Note that the bulk ferment comes in two phases. The first phase, which is the first hour and half to two hours involves doing gentle stretch and folds. The second phase is letting the dough rest for a couple of hours.

Let the dough rest for 10 minutes then do a stretch and fold. Stretch and fold every 30 minutes two more times. After the third stretch and fold, give the dough the windowpane test to make sure you can stretch it thin without the dough tearing. If it tears, let the dough rest for another 30 minutes, then do a stretch and fold one last time. By this time, the dough should pass the test. If not (which is probably due to temperature), lather rinse and repeat the stretch and fold.

TIP: Be extremely gentle with your stretch and folds, especially an hour into the ferment. You want to avoid tearing the dough and you also want to retain as much of the gases as possible.

Let the dough rest and finish bulk fermenting in a warm place for a couple of hours, but check it after an hour. It probably won’t be done fermenting after an hour, but it’s a good thing to check its progress. By the end of two hours, you should see at least a 50% rise. At that point, you can let it go a little longer if you want or you can start shaping.

Divide and Pre-shape

The great thing about this particular dough is that you can pretty much do what you want from here. It produces about 2 kilos of dough. And since it’s a fairly high-hydration dough, you can make boules or batards or even simple baguettes if you want.

For boules and batards, you can split the dough into two or four equal pieces. For baguettes, there’s enough for eight sandwich size baguettes or 5 or 6 larger baguettes that’ll fit in a standard oven. No matter how you divide the dough, pre-shape your loaves into tight balls, lightly flour the tops, then bench rest them for 15-20 minutes.

Shape and Proof

Tip: Since this recipe produces two ~2-lb loaves, I make one that day, then pop the other shaped loaf into my fridge to proof for 24-hours. That way the family can have a loaf of fresh bread each day. Or… you can even freeze the dough after shaping. When you’re ready to bake, let it come to close to room temp and let it finish proofing. You won’t be killing the yeast by freezing it; you’ll only force it into hibernation.

Shape the loaves then proof for 45 minutes to an hour or until your dough passes the finger dent test. In warmer weather, I usually check proofing at 30 minutes. It’s usually not done by then, but there have been times where it has finished proofing in that small amount of time.

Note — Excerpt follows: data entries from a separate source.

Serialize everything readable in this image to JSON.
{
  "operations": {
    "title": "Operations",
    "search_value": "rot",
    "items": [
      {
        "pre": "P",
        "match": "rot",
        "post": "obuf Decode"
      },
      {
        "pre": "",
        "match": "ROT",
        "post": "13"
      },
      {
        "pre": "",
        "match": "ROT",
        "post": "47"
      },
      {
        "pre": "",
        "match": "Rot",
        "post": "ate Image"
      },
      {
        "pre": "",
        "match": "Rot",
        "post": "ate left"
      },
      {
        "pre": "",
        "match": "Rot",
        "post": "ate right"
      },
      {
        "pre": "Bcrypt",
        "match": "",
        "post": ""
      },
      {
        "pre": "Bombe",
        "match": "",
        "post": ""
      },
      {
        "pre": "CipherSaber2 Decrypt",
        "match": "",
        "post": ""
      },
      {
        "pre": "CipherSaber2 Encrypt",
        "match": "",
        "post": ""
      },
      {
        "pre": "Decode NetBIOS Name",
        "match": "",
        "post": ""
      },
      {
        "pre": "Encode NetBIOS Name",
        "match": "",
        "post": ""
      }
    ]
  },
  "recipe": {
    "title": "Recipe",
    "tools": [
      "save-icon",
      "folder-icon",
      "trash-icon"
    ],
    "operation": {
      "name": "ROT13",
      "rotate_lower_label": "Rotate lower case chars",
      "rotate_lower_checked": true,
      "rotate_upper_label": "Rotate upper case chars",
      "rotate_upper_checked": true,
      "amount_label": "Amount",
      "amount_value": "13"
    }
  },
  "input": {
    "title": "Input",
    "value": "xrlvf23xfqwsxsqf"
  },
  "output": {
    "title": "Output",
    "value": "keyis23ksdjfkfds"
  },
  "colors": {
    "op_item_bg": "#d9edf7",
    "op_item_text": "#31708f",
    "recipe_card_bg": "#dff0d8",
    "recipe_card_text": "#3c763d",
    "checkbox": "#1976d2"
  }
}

While the loaves are proofing, set your oven to 475-degrees. If you’re using a Dutch oven, pop it in the oven to pre-heat.

Bake at 475-degrees.

For boules and batards: 35 minutes

For baguettes and small, round loaves: 25 minutes